*Problem to solve*
From the first line to the last, output the data exactly as it stands, minus its pictures.

:: Data to process

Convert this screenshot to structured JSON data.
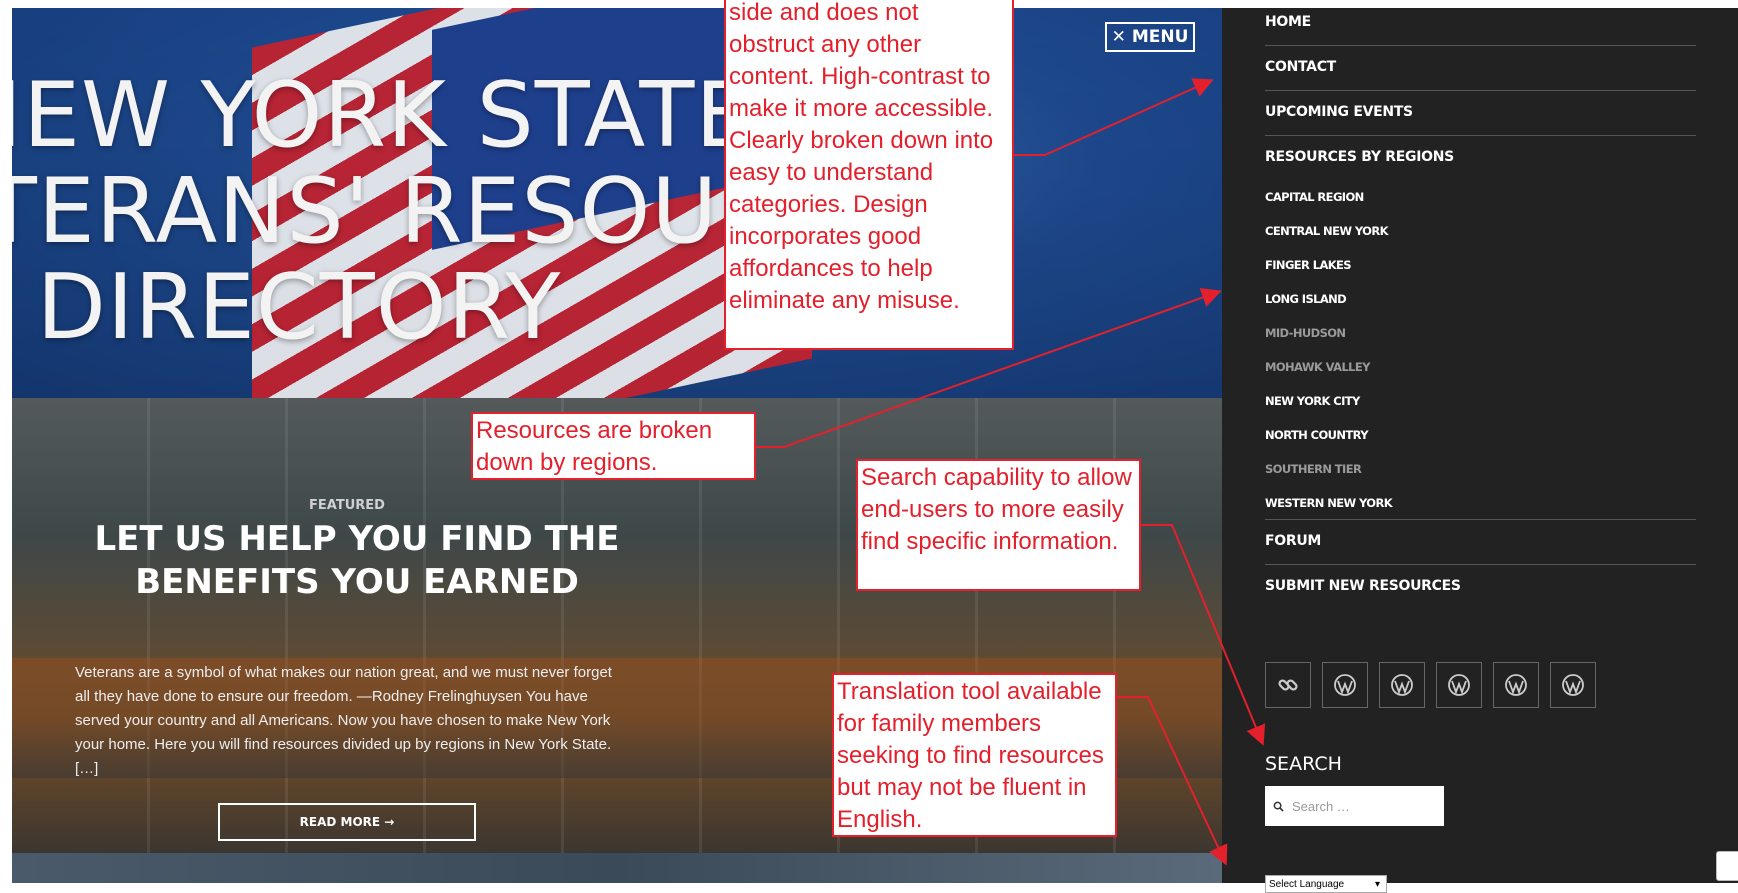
{
  "hero": {
    "title_lines": [
      "NEW YORK STATE",
      "ETERANS' RESOURC",
      "DIRECTORY"
    ],
    "menu_label": "MENU"
  },
  "featured": {
    "label": "FEATURED",
    "title": "LET US HELP YOU FIND THE BENEFITS YOU EARNED",
    "body": "Veterans are a symbol of what makes our nation great, and we must never forget all they have done to ensure our freedom. —Rodney Frelinghuysen You have served your country and all Americans. Now you have chosen to make New York your home. Here you will find resources divided up by regions in New York State. […]",
    "read_more": "READ MORE →"
  },
  "sidebar": {
    "nav": [
      "HOME",
      "CONTACT",
      "UPCOMING EVENTS",
      "RESOURCES BY REGIONS"
    ],
    "regions": [
      {
        "label": "CAPITAL REGION",
        "dim": false
      },
      {
        "label": "CENTRAL NEW YORK",
        "dim": false
      },
      {
        "label": "FINGER LAKES",
        "dim": false
      },
      {
        "label": "LONG ISLAND",
        "dim": false
      },
      {
        "label": "MID-HUDSON",
        "dim": true
      },
      {
        "label": "MOHAWK VALLEY",
        "dim": true
      },
      {
        "label": "NEW YORK CITY",
        "dim": false
      },
      {
        "label": "NORTH COUNTRY",
        "dim": false
      },
      {
        "label": "SOUTHERN TIER",
        "dim": true
      },
      {
        "label": "WESTERN NEW YORK",
        "dim": false
      }
    ],
    "nav_bottom": [
      "FORUM",
      "SUBMIT NEW RESOURCES"
    ],
    "social_icons": [
      "link-icon",
      "wordpress-icon",
      "wordpress-icon",
      "wordpress-icon",
      "wordpress-icon",
      "wordpress-icon"
    ],
    "search_heading": "SEARCH",
    "search_placeholder": "Search …",
    "language_select": "Select Language"
  },
  "annotations": {
    "menu_note": "side and does not obstruct any other content. High-contrast to make it more accessible. Clearly broken down into easy to understand categories. Design incorporates good affordances to help eliminate any misuse.",
    "regions_note": "Resources are broken down by regions.",
    "search_note": "Search capability to allow end-users to more easily find specific information.",
    "translate_note": "Translation tool available for family members seeking to find resources but may not be fluent in English."
  },
  "colors": {
    "annotation_red": "#e3202b",
    "sidebar_bg": "#222222"
  }
}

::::

*Result*
Convert this screenshot to structured JSON data.
{
  "hero": {
    "title_lines": [
      "NEW YORK STATE",
      "ETERANS' RESOURC",
      "DIRECTORY"
    ],
    "menu_label": "MENU"
  },
  "featured": {
    "label": "FEATURED",
    "title": "LET US HELP YOU FIND THE BENEFITS YOU EARNED",
    "body": "Veterans are a symbol of what makes our nation great, and we must never forget all they have done to ensure our freedom. —Rodney Frelinghuysen You have served your country and all Americans. Now you have chosen to make New York your home. Here you will find resources divided up by regions in New York State. […]",
    "read_more": "READ MORE →"
  },
  "sidebar": {
    "nav": [
      "HOME",
      "CONTACT",
      "UPCOMING EVENTS",
      "RESOURCES BY REGIONS"
    ],
    "regions": [
      {
        "label": "CAPITAL REGION",
        "dim": false
      },
      {
        "label": "CENTRAL NEW YORK",
        "dim": false
      },
      {
        "label": "FINGER LAKES",
        "dim": false
      },
      {
        "label": "LONG ISLAND",
        "dim": false
      },
      {
        "label": "MID-HUDSON",
        "dim": true
      },
      {
        "label": "MOHAWK VALLEY",
        "dim": true
      },
      {
        "label": "NEW YORK CITY",
        "dim": false
      },
      {
        "label": "NORTH COUNTRY",
        "dim": false
      },
      {
        "label": "SOUTHERN TIER",
        "dim": true
      },
      {
        "label": "WESTERN NEW YORK",
        "dim": false
      }
    ],
    "nav_bottom": [
      "FORUM",
      "SUBMIT NEW RESOURCES"
    ],
    "social_icons": [
      "link-icon",
      "wordpress-icon",
      "wordpress-icon",
      "wordpress-icon",
      "wordpress-icon",
      "wordpress-icon"
    ],
    "search_heading": "SEARCH",
    "search_placeholder": "Search …",
    "language_select": "Select Language"
  },
  "annotations": {
    "menu_note": "side and does not obstruct any other content. High-contrast to make it more accessible. Clearly broken down into easy to understand categories. Design incorporates good affordances to help eliminate any misuse.",
    "regions_note": "Resources are broken down by regions.",
    "search_note": "Search capability to allow end-users to more easily find specific information.",
    "translate_note": "Translation tool available for family members seeking to find resources but may not be fluent in English."
  },
  "colors": {
    "annotation_red": "#e3202b",
    "sidebar_bg": "#222222"
  }
}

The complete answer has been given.